Dataset rows describing interfaces
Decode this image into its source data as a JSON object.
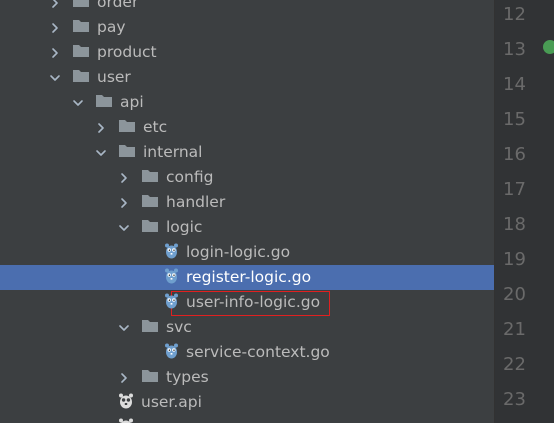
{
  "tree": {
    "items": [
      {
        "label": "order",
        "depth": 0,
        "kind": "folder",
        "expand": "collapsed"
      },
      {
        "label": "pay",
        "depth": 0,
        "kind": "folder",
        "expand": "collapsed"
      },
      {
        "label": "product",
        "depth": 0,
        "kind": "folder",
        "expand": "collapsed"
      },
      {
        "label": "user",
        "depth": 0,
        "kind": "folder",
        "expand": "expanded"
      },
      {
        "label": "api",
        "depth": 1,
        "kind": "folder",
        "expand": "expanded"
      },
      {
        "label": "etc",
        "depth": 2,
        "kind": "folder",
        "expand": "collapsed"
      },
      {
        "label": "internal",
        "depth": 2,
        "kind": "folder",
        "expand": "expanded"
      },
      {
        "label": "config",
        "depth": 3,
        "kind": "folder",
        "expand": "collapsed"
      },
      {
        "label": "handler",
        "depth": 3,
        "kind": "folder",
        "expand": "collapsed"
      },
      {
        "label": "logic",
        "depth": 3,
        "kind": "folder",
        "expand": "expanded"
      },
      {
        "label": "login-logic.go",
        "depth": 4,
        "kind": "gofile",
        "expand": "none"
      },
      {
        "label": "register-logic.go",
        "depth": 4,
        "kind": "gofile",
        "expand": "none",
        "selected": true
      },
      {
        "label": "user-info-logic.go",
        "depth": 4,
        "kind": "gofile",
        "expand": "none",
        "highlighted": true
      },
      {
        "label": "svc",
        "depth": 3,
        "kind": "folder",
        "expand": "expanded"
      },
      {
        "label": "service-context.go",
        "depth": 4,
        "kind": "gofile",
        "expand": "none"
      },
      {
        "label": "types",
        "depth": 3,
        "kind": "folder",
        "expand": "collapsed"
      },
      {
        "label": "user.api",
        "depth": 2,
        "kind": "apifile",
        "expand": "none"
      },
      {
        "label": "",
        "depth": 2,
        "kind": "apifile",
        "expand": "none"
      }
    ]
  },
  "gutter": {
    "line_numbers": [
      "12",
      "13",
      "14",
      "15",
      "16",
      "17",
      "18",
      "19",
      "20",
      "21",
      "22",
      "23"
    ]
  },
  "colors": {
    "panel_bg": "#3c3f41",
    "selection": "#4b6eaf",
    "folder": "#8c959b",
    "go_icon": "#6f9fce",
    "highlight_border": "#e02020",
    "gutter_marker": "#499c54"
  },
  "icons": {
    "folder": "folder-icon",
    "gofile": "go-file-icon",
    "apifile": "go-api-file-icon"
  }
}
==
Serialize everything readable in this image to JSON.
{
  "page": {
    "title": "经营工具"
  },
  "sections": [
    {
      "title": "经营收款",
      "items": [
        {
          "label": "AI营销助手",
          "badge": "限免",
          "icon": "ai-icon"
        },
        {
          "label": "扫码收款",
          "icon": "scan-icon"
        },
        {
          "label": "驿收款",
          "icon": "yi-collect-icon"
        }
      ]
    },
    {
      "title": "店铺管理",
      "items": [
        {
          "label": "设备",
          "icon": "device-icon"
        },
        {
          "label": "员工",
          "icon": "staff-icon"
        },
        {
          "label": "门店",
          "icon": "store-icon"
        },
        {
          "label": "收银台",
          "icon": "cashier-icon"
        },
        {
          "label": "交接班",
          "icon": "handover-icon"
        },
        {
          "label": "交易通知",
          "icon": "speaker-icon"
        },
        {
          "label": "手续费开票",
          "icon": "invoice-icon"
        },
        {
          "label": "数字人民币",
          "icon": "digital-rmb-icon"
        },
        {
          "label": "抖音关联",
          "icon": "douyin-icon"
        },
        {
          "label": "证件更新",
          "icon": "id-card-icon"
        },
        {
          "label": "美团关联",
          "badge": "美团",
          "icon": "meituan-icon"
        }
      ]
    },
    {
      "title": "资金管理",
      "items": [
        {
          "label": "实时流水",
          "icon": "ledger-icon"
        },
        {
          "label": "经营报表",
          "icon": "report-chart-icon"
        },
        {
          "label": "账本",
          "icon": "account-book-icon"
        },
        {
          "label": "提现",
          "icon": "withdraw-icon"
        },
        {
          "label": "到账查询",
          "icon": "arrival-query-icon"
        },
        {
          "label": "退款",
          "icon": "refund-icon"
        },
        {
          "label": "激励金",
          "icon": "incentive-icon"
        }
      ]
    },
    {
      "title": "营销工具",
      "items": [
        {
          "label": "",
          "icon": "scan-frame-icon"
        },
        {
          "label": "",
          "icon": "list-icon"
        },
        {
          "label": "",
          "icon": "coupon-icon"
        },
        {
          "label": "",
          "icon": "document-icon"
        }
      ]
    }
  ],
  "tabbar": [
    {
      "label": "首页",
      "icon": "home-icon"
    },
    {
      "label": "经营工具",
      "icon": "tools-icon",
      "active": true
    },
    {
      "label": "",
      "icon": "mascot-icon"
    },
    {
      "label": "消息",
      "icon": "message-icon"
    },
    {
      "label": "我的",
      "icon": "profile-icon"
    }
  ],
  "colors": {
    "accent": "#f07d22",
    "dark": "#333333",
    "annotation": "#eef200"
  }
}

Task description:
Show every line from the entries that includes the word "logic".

Answer section:
        "label": "logic",
        "label": "login-logic.go",
        "label": "register-logic.go",
        "label": "user-info-logic.go",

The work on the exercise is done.